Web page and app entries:
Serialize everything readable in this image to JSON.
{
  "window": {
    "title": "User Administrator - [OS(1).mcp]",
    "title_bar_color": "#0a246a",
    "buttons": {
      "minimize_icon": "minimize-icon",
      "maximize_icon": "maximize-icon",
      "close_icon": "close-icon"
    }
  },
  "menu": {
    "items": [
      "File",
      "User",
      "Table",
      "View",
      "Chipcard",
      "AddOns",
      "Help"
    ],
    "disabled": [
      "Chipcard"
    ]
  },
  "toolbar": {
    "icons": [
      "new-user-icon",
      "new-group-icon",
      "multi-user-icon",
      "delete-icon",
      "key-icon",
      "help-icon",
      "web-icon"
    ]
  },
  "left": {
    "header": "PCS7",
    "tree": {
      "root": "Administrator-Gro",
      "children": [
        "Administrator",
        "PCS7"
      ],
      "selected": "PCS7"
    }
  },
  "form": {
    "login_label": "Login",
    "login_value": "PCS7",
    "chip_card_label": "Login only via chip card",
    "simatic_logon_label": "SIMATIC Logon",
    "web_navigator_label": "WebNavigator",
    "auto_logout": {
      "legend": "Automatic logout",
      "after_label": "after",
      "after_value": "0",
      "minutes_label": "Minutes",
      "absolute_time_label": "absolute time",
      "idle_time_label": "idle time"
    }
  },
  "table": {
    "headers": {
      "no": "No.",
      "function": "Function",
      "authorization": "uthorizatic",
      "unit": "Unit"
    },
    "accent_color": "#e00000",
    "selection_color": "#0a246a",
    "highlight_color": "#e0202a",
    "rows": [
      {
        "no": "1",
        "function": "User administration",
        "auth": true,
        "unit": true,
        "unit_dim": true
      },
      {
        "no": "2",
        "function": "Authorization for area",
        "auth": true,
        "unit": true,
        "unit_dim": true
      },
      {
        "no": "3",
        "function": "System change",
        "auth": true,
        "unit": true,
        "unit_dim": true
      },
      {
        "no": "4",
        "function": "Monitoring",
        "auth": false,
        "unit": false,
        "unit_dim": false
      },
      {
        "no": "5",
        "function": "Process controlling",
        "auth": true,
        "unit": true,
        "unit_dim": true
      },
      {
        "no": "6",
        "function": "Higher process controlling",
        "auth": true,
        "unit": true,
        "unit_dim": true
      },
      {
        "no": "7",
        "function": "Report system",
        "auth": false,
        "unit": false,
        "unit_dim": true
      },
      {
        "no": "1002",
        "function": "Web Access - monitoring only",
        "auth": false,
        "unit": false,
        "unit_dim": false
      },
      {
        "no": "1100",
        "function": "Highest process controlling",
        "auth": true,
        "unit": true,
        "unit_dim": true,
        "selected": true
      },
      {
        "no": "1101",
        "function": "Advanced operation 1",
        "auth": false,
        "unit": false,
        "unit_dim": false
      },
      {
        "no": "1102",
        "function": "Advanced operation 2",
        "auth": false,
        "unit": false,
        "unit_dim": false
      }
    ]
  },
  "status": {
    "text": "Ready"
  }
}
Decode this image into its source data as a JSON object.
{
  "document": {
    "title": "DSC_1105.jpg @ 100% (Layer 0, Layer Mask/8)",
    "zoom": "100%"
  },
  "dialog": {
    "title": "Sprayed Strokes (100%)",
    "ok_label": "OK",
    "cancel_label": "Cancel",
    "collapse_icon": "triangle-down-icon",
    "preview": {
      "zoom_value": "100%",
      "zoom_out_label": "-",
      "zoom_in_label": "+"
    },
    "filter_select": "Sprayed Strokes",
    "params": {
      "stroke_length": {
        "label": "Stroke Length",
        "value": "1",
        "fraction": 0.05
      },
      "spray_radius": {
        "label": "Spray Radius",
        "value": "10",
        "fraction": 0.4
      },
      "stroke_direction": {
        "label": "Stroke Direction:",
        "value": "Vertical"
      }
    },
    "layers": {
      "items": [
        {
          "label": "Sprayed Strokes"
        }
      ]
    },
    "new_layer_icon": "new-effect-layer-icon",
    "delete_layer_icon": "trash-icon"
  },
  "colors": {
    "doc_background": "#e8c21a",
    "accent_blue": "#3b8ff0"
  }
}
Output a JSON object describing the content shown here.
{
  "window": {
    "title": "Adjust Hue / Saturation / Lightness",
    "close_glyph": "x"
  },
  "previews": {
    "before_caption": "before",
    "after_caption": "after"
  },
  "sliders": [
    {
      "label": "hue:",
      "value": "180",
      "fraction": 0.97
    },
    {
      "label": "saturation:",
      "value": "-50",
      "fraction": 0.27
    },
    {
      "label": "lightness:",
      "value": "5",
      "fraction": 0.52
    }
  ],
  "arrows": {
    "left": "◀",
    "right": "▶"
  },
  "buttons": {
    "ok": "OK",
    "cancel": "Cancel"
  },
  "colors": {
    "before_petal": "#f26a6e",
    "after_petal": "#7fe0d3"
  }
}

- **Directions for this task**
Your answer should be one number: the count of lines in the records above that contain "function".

- **The completed task**
12